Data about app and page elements
++++++
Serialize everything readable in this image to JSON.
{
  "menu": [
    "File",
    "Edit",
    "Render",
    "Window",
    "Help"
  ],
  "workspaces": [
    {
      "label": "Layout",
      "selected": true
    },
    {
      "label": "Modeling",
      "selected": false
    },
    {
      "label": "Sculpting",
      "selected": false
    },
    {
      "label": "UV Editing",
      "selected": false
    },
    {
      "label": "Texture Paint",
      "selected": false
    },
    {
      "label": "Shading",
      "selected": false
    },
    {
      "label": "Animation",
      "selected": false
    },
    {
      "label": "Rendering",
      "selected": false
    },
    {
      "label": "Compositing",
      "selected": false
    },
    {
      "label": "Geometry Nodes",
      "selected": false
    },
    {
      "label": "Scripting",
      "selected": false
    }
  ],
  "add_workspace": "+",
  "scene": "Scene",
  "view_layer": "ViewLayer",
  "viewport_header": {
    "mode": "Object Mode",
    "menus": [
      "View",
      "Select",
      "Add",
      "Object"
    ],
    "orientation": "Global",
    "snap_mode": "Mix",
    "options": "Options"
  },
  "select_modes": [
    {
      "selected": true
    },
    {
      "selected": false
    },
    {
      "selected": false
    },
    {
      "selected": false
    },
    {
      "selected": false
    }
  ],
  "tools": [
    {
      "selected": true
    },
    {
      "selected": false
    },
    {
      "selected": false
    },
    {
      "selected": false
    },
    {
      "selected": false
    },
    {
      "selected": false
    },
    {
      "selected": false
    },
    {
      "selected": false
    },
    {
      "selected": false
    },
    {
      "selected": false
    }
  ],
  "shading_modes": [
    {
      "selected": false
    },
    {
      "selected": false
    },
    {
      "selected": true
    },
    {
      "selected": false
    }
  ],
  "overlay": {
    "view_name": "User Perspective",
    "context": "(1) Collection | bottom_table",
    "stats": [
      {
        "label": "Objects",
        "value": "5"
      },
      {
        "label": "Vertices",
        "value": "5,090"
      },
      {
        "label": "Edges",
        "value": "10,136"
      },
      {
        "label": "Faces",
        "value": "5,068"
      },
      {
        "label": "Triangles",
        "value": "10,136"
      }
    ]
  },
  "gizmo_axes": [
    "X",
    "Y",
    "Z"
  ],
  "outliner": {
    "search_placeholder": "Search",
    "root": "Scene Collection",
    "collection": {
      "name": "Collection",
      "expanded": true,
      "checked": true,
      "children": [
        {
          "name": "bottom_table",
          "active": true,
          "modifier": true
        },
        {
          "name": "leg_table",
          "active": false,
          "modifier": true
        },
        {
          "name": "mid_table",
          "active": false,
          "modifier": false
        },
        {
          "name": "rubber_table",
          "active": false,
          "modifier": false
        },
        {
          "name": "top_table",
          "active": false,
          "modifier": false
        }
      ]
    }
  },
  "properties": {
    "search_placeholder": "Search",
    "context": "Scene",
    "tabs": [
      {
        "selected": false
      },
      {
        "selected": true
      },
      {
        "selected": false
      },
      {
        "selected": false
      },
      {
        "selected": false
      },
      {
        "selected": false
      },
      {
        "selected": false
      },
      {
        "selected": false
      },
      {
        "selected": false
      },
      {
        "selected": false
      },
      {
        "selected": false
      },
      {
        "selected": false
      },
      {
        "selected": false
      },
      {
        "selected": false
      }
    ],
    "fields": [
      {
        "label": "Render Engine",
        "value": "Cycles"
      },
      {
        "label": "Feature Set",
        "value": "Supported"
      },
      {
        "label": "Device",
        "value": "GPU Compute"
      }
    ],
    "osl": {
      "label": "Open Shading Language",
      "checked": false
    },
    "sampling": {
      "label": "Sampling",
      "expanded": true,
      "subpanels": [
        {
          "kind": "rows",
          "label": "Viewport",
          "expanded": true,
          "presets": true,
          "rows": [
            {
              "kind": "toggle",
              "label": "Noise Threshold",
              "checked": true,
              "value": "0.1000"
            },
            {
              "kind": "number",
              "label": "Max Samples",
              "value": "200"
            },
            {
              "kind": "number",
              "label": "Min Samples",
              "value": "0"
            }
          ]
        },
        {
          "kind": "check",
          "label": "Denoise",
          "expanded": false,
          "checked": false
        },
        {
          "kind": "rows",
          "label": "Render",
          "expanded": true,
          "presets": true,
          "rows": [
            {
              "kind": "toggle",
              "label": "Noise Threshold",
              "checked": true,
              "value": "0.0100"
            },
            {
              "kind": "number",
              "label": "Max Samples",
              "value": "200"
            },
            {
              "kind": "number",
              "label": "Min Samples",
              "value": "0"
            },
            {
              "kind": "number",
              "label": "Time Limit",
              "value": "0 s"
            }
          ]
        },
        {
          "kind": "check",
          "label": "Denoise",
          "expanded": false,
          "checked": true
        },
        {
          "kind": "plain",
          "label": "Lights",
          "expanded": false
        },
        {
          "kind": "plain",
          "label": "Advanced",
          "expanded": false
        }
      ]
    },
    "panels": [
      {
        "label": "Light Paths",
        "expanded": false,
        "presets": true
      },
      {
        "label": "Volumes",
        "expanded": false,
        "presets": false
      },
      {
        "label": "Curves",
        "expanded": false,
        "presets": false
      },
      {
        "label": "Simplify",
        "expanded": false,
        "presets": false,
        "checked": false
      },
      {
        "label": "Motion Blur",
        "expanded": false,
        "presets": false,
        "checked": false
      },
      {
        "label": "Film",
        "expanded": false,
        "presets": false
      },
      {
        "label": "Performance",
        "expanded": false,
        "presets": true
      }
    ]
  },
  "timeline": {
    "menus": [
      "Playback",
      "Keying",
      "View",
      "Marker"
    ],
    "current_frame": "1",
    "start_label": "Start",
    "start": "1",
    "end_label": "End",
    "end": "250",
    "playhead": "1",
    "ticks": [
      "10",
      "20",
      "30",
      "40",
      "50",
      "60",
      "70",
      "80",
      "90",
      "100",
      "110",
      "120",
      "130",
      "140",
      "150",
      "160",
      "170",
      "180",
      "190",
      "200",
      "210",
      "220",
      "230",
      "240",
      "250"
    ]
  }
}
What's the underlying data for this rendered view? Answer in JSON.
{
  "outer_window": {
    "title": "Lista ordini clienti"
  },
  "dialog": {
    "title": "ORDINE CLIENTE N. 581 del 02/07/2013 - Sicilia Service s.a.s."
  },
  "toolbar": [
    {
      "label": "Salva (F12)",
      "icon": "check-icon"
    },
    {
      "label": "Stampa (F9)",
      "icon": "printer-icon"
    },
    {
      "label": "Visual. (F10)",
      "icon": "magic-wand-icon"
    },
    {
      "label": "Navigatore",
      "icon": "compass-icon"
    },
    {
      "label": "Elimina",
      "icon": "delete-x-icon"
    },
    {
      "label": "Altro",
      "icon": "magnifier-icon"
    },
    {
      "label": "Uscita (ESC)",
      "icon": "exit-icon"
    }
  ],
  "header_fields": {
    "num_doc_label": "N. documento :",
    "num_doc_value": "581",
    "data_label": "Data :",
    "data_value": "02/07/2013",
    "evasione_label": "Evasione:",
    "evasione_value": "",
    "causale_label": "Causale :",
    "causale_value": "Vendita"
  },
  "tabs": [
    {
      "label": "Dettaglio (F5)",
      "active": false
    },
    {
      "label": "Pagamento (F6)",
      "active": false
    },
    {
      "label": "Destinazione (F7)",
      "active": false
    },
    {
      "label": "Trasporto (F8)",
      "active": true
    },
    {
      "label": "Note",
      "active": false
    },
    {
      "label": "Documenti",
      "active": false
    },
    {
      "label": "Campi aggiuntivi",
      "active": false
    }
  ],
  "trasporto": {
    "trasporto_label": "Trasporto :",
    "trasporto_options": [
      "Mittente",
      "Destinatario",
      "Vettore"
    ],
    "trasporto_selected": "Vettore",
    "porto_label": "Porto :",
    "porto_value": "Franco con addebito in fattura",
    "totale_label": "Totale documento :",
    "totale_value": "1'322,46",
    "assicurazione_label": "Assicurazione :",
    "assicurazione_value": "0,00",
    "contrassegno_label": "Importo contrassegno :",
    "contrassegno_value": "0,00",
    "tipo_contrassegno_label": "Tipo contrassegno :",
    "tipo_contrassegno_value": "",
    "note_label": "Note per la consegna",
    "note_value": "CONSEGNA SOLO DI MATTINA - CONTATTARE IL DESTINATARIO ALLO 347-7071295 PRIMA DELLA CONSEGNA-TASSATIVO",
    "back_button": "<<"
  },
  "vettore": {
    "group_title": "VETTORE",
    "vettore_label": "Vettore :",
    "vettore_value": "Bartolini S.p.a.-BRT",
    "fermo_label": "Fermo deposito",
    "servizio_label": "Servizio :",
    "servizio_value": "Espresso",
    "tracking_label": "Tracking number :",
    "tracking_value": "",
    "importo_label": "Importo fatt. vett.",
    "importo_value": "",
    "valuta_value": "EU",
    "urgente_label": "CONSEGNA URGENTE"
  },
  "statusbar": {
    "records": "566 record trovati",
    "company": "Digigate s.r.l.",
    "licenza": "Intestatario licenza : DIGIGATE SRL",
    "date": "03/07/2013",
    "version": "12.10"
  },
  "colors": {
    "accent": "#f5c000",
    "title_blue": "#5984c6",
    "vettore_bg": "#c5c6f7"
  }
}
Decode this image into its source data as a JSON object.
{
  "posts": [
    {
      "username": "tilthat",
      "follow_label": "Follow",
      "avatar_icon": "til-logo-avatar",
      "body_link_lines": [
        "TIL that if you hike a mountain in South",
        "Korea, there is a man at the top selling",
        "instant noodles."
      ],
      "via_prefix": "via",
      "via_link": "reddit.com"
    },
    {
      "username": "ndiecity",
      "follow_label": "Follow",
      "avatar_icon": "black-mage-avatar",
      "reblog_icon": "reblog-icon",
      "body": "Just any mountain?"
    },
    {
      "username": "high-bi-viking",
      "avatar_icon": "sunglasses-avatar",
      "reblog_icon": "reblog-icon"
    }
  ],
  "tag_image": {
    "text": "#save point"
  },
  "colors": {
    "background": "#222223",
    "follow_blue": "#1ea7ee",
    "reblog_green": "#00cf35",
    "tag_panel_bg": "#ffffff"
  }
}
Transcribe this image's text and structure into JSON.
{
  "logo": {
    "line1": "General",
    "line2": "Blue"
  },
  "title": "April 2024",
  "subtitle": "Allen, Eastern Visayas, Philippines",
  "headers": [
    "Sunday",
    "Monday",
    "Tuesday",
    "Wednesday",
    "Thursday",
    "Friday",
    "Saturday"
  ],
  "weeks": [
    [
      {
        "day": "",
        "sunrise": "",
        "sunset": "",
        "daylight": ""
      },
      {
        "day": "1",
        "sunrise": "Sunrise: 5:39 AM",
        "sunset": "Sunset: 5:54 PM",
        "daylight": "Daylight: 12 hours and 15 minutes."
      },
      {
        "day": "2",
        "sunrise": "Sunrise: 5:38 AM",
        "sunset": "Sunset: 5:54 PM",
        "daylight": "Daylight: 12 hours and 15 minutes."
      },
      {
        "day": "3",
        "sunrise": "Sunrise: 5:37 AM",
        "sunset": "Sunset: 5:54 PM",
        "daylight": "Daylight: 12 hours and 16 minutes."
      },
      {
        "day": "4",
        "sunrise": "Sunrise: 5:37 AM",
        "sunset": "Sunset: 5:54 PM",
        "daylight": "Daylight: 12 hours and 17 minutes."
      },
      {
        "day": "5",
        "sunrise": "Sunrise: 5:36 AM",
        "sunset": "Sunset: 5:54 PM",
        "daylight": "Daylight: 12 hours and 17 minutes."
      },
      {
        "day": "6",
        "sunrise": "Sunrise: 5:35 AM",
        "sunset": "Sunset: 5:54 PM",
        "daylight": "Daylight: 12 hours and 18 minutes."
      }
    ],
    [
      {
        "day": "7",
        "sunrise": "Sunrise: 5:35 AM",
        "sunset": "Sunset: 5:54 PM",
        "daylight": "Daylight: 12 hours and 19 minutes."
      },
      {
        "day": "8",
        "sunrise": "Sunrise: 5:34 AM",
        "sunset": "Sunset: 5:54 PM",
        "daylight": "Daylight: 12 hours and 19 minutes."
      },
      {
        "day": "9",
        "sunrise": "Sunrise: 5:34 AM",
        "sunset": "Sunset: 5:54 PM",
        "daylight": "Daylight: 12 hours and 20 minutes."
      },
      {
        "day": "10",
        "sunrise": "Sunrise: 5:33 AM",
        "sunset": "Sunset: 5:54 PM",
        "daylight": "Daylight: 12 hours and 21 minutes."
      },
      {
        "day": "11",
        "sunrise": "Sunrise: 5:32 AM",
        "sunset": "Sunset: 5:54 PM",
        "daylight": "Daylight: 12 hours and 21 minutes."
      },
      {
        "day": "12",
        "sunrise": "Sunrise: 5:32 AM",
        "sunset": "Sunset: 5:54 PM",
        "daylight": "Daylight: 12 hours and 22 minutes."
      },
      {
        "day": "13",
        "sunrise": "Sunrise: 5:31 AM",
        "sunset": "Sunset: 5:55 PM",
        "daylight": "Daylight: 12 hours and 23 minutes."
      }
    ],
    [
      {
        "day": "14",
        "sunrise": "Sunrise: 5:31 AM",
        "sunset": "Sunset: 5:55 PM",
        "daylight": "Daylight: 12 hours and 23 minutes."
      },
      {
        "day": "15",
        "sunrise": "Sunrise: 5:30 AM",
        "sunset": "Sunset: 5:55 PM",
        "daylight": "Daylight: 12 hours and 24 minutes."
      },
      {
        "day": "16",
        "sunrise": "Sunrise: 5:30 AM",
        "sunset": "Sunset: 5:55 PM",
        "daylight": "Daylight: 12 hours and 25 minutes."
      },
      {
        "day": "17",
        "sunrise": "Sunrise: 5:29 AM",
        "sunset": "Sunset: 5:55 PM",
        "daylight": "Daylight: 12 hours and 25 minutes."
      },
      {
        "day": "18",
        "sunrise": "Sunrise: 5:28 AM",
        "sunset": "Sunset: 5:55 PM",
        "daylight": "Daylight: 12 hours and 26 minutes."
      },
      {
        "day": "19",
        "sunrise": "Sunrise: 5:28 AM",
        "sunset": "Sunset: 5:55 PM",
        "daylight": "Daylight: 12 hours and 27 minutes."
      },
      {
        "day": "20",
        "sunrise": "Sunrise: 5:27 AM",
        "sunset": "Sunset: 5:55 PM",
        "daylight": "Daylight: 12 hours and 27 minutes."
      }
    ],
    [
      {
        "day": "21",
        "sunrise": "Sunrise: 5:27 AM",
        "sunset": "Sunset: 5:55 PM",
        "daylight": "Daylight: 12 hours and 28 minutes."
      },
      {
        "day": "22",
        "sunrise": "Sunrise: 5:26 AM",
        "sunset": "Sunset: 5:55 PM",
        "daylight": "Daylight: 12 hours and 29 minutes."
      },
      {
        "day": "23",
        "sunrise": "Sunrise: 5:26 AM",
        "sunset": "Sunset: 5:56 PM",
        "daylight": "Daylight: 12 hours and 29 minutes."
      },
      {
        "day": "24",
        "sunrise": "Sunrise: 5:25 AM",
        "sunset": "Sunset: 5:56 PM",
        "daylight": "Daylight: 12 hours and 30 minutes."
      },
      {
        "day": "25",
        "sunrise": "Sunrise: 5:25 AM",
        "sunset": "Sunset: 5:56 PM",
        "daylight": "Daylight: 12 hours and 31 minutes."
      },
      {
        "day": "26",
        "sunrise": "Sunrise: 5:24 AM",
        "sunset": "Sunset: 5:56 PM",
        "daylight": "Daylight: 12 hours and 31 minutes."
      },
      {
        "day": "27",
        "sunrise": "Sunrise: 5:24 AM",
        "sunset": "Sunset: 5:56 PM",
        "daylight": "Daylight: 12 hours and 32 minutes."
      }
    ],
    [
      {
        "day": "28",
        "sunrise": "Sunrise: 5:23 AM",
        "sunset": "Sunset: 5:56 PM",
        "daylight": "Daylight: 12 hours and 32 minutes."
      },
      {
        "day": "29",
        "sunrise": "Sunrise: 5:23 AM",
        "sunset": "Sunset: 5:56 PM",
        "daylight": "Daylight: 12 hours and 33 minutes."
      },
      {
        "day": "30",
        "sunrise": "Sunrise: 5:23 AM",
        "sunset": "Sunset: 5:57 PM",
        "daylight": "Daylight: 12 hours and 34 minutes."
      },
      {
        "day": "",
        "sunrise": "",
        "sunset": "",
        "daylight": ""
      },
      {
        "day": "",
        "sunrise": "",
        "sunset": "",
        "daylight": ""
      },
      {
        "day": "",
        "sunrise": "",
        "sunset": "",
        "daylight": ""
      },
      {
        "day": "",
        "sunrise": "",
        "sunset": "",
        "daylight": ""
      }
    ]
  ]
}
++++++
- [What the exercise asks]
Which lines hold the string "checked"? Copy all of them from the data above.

- [Worked solution]
      "checked": true,
      "checked": false
              "checked": true,
          "checked": false
              "checked": true,
          "checked": true
        "checked": false
        "checked": false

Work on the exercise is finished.